An Ottoman Turkish style helmet (chichak - çiçak) helmet from the 16th century. This is made of steel and copper and its surface is carved and engraved. It was acquired from the Armoury of Tsarskoye Selo in 1885-1886. For similar Turkish helmets from 15th to 17th century see Stone (1999, pp. 42), Glossary of the Construction, Decoration and Use of Arms and Use of Arms and Armor in all Countries and in all Times.  Originally Published in 1934.  Mineola: Dover Publications.

A fluted Turkish turban helmet made of forged steel with an adjustable nasal and a helmet spear.  The helmet rim is equipped with hooks to hold a mail coif and face protection (which is missing now).   The surface of the helmet is carved in floral design. The helmet is attributed to the late 15th to early 16th century. It was acquired from the Armoury of Tsarskoye Selo in 1885-1886. For similar Turkish helmets from the 15th-16th century see Astvatsaturjan, E.G (2002, p. 64, No 7879), Турецкое оружие в собрании государственного исторического музея [Turkish Weapons in the Collection of the State Historical Museum].   Санкт Петербург   Д. А. Фебурин [Sankt Petersburg: D. A Feburin].  For similar 15th-century Turkish turban helmets see Stone (1999, pp. 41), Glossary of the Construction, Decoration and Use of Arms and Use of Arms and Armor in all Countries and in all Times.  Originally Published in 1934.  Mineola: Dover Publications.

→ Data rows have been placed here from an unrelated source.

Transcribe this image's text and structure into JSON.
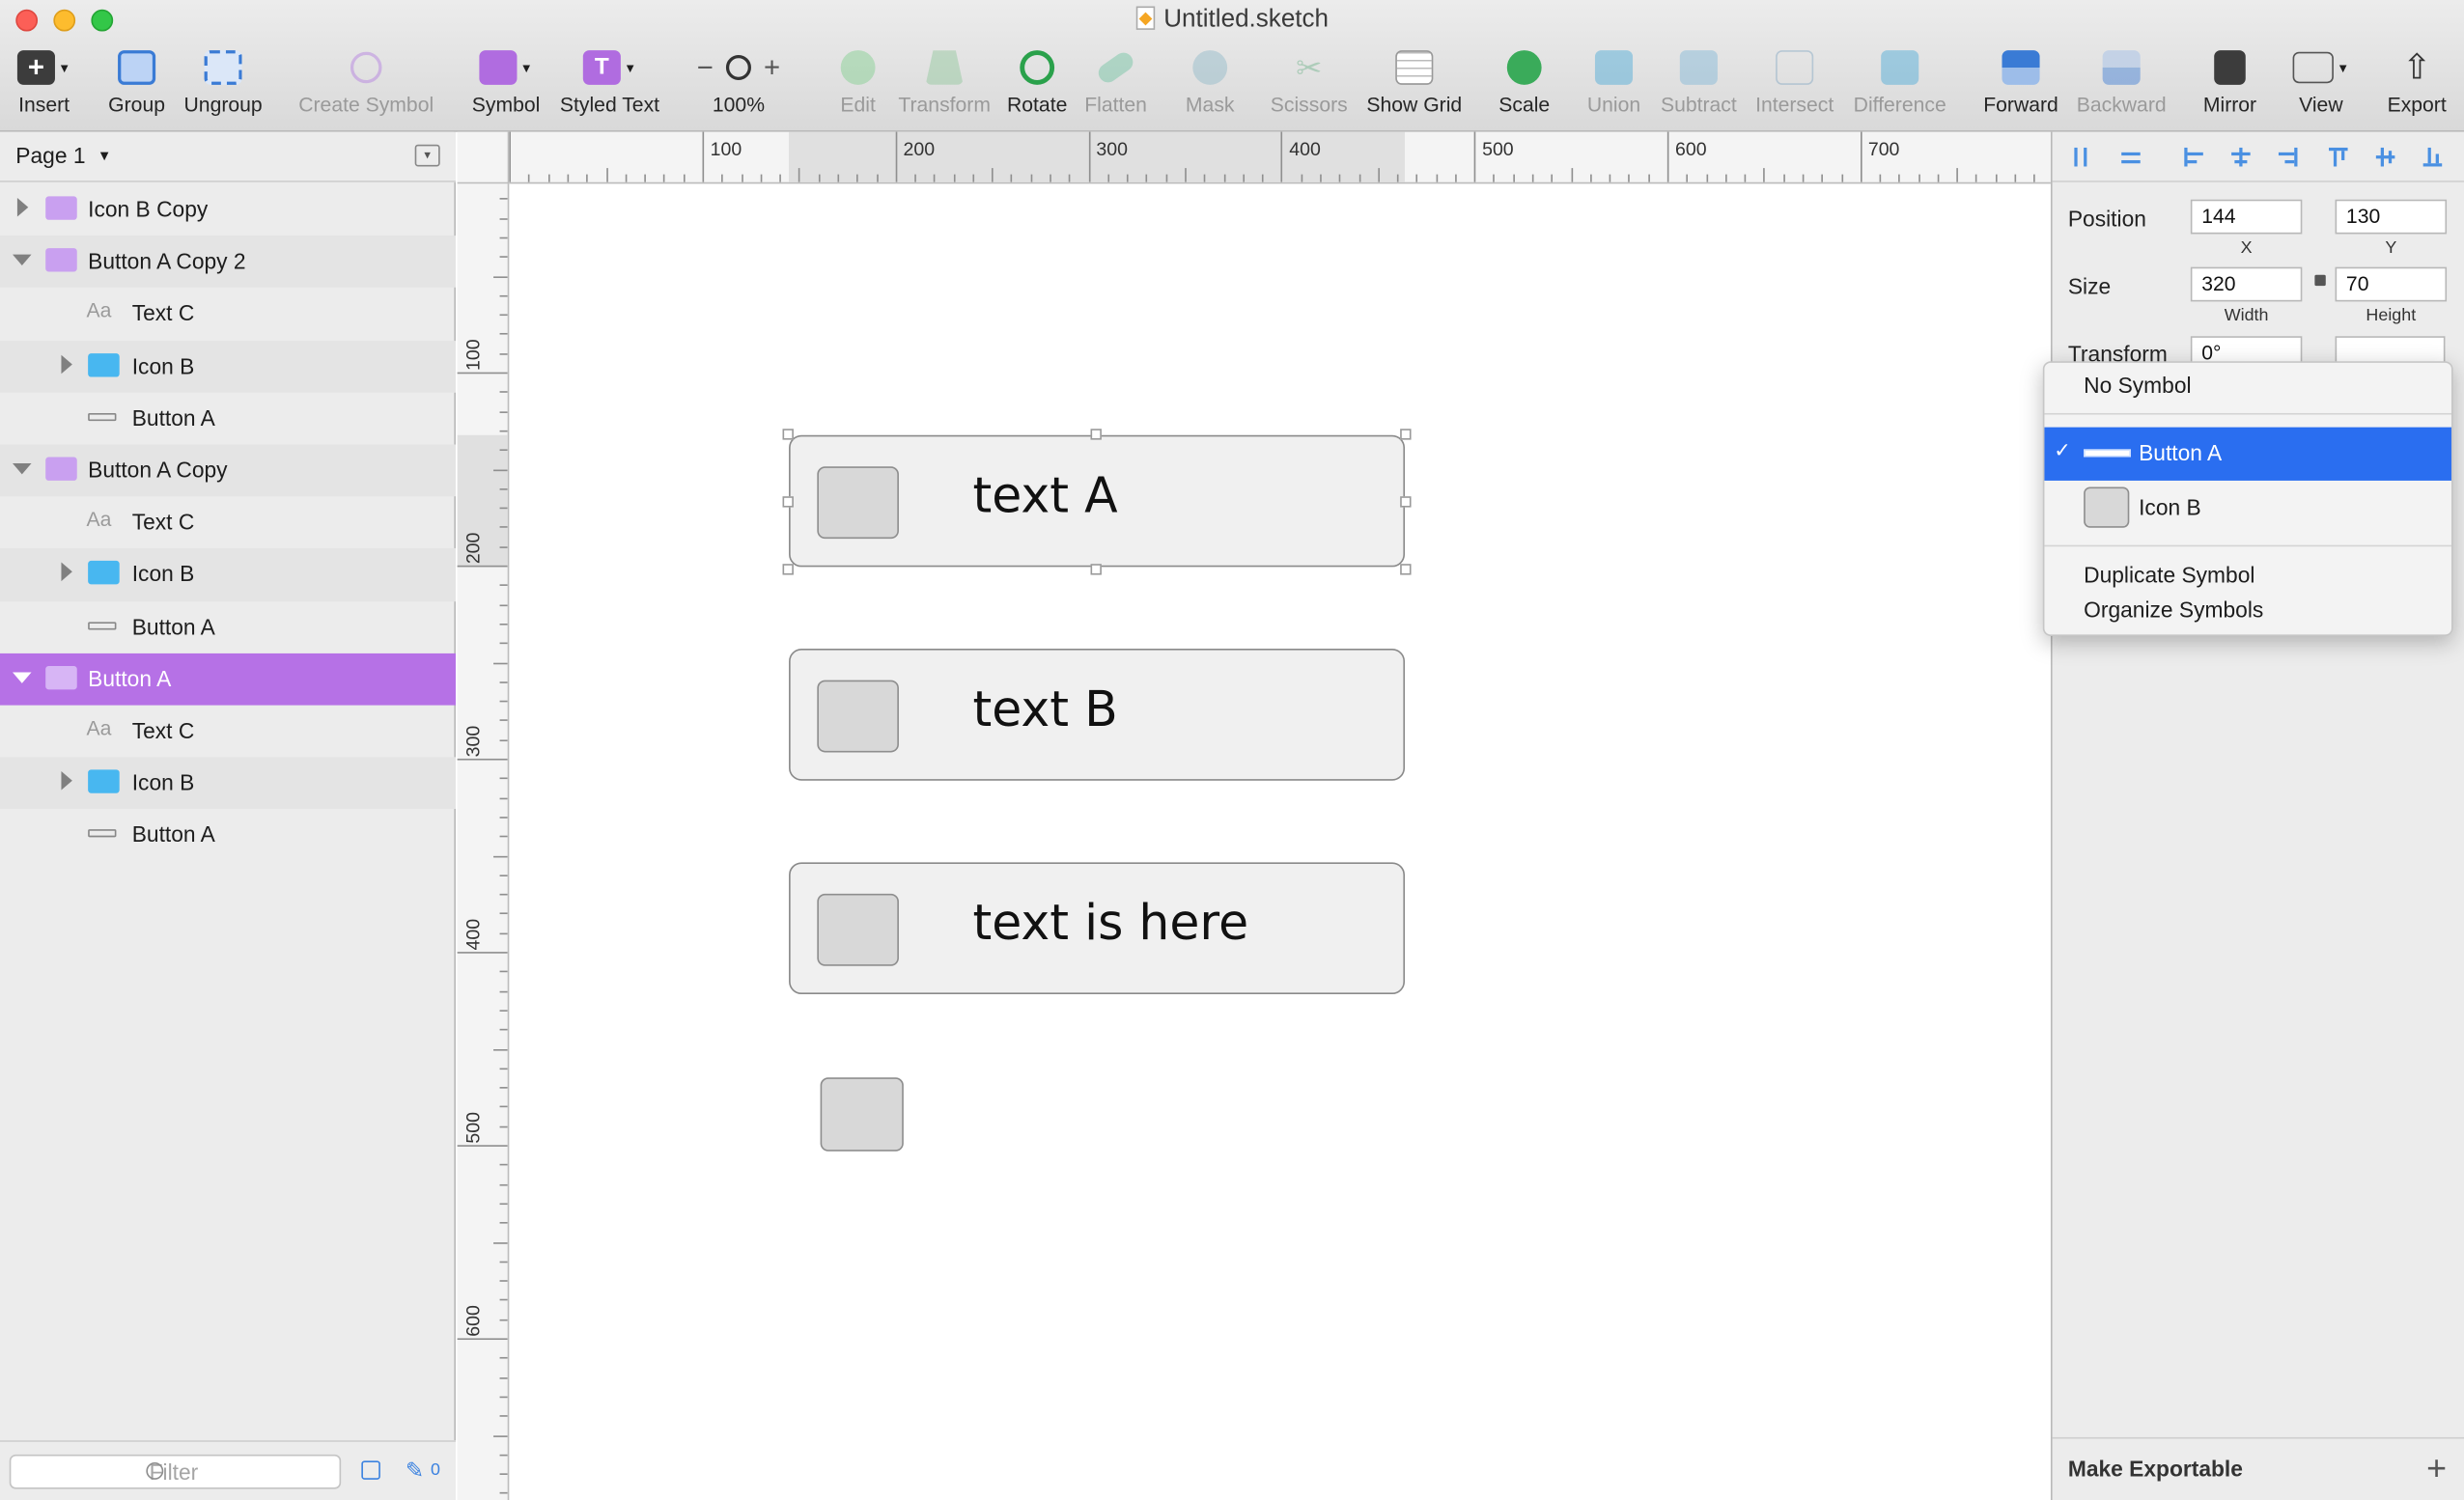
{
  "window": {
    "title": "Untitled.sketch"
  },
  "toolbar": {
    "insert": "Insert",
    "group": "Group",
    "ungroup": "Ungroup",
    "create_symbol": "Create Symbol",
    "symbol": "Symbol",
    "styled_text": "Styled Text",
    "zoom": "100%",
    "edit": "Edit",
    "transform": "Transform",
    "rotate": "Rotate",
    "flatten": "Flatten",
    "mask": "Mask",
    "scissors": "Scissors",
    "show_grid": "Show Grid",
    "scale": "Scale",
    "union": "Union",
    "subtract": "Subtract",
    "intersect": "Intersect",
    "difference": "Difference",
    "forward": "Forward",
    "backward": "Backward",
    "mirror": "Mirror",
    "view": "View",
    "export": "Export"
  },
  "layers_panel": {
    "page": "Page 1",
    "items": [
      {
        "label": "Icon B Copy",
        "kind": "symbol-folder",
        "disclosure": "collapsed",
        "indent": 0
      },
      {
        "label": "Button A Copy 2",
        "kind": "symbol-folder",
        "disclosure": "expanded",
        "indent": 0
      },
      {
        "label": "Text C",
        "kind": "text",
        "indent": 1
      },
      {
        "label": "Icon B",
        "kind": "folder",
        "disclosure": "collapsed",
        "indent": 1
      },
      {
        "label": "Button A",
        "kind": "rectangle",
        "indent": 1
      },
      {
        "label": "Button A Copy",
        "kind": "symbol-folder",
        "disclosure": "expanded",
        "indent": 0
      },
      {
        "label": "Text C",
        "kind": "text",
        "indent": 1
      },
      {
        "label": "Icon B",
        "kind": "folder",
        "disclosure": "collapsed",
        "indent": 1
      },
      {
        "label": "Button A",
        "kind": "rectangle",
        "indent": 1
      },
      {
        "label": "Button A",
        "kind": "symbol-folder",
        "disclosure": "expanded",
        "indent": 0,
        "selected": true
      },
      {
        "label": "Text C",
        "kind": "text",
        "indent": 1
      },
      {
        "label": "Icon B",
        "kind": "folder",
        "disclosure": "collapsed",
        "indent": 1
      },
      {
        "label": "Button A",
        "kind": "rectangle",
        "indent": 1
      }
    ],
    "filter_placeholder": "Filter",
    "slice_count": "0"
  },
  "rulers": {
    "top": [
      "100",
      "200",
      "300",
      "400",
      "500",
      "600",
      "700"
    ],
    "left": [
      "100",
      "200",
      "300",
      "400",
      "500",
      "600"
    ]
  },
  "canvas": {
    "buttons": [
      "text A",
      "text B",
      "text is here"
    ]
  },
  "inspector": {
    "position_label": "Position",
    "x": "144",
    "y": "130",
    "x_label": "X",
    "y_label": "Y",
    "size_label": "Size",
    "width": "320",
    "height": "70",
    "width_label": "Width",
    "height_label": "Height",
    "transform_label": "Transform",
    "rotation": "0°",
    "make_exportable": "Make Exportable"
  },
  "symbol_menu": {
    "no_symbol": "No Symbol",
    "symbols": [
      {
        "label": "Button A",
        "checked": true
      },
      {
        "label": "Icon B",
        "checked": false
      }
    ],
    "duplicate": "Duplicate Symbol",
    "organize": "Organize Symbols"
  },
  "colors": {
    "selection": "#b671e6",
    "menu_highlight": "#2a6ef0",
    "symbol_purple": "#c9a0f0",
    "group_blue": "#48b7f0"
  }
}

A steel Ottoman Turkish helmet from the 16th century. It is from the Winter Palace.

An Ottoman Turkish helmet made of steel. It was acquired from the Armoury of Tsarskoye Selo in 1885-1886. For similar Turkish helmets from 15th to 17th century see Stone (1999, pp. 42), Glossary of the Construction, Decoration and Use of Arms and Use of Arms and Armor in all Countries and in all Times.  Originally Published in 1934.  Mineola: Dover Publications.

A Mamluk Egypt helmet from the 16th century. This piece is from the Winter Palace. For similar Turkish helmets from 15th to 17th century see Stone (1999, pp. 42), Glossary of the Construction, Decoration and Use of Arms and Use of Arms and Armor in all Countries and in all Times.  Originally Published in 1934.  Mineola: Dover Publications.

A Kalkan wicker shield. For similar Kalkan shields see Astvatsaturjan, E.G (2002, p. 77), Турецкое оружие в собрании государственного исторического музея [Turkish Weapons in the Collection of the State Historical Museum].   Санкт Петербург   Д. А. Фебурин [Sankt Petersburg: D. A Feburin]. For other similar shields see Petrasch, Ernst, Reinhard Sänger, Eva Zimmermann, and Hans Georg Majer (1991, pp. 172-178), Die Karlsruher Türkenbeute: die “Türkische Kammer” des Markgrafen Ludwig Wilhelm von Baden-Baden; die “Türkischen Curiositäten” der Markgrafen von Baden-Durlach.  München: Hirmer Verlag.

 

A kalkan wicker shield. For similar Kalkan shields see Astvatsaturjan, E.G (2002, p. 77), Турецкое оружие в собрании государственного исторического музея [Turkish Weapons in the Collection of the State Historical Museum].   Санкт Петербург   Д. А. Фебурин [Sankt Petersburg: D. A Feburin]. For other similar shields see Petrasch, Ernst, Reinhard Sänger, Eva Zimmermann, and Hans Georg Majer (1991, pp. 172-178), Die Karlsruher Türkenbeute: die “Türkische Kammer” des Markgrafen Ludwig Wilhelm von Baden-Baden; die “Türkischen Curiositäten” der Markgrafen von Baden-Durlach.  München: Hirmer Verlag.

 

Dr. Manouchehr Moshtagh Khorasani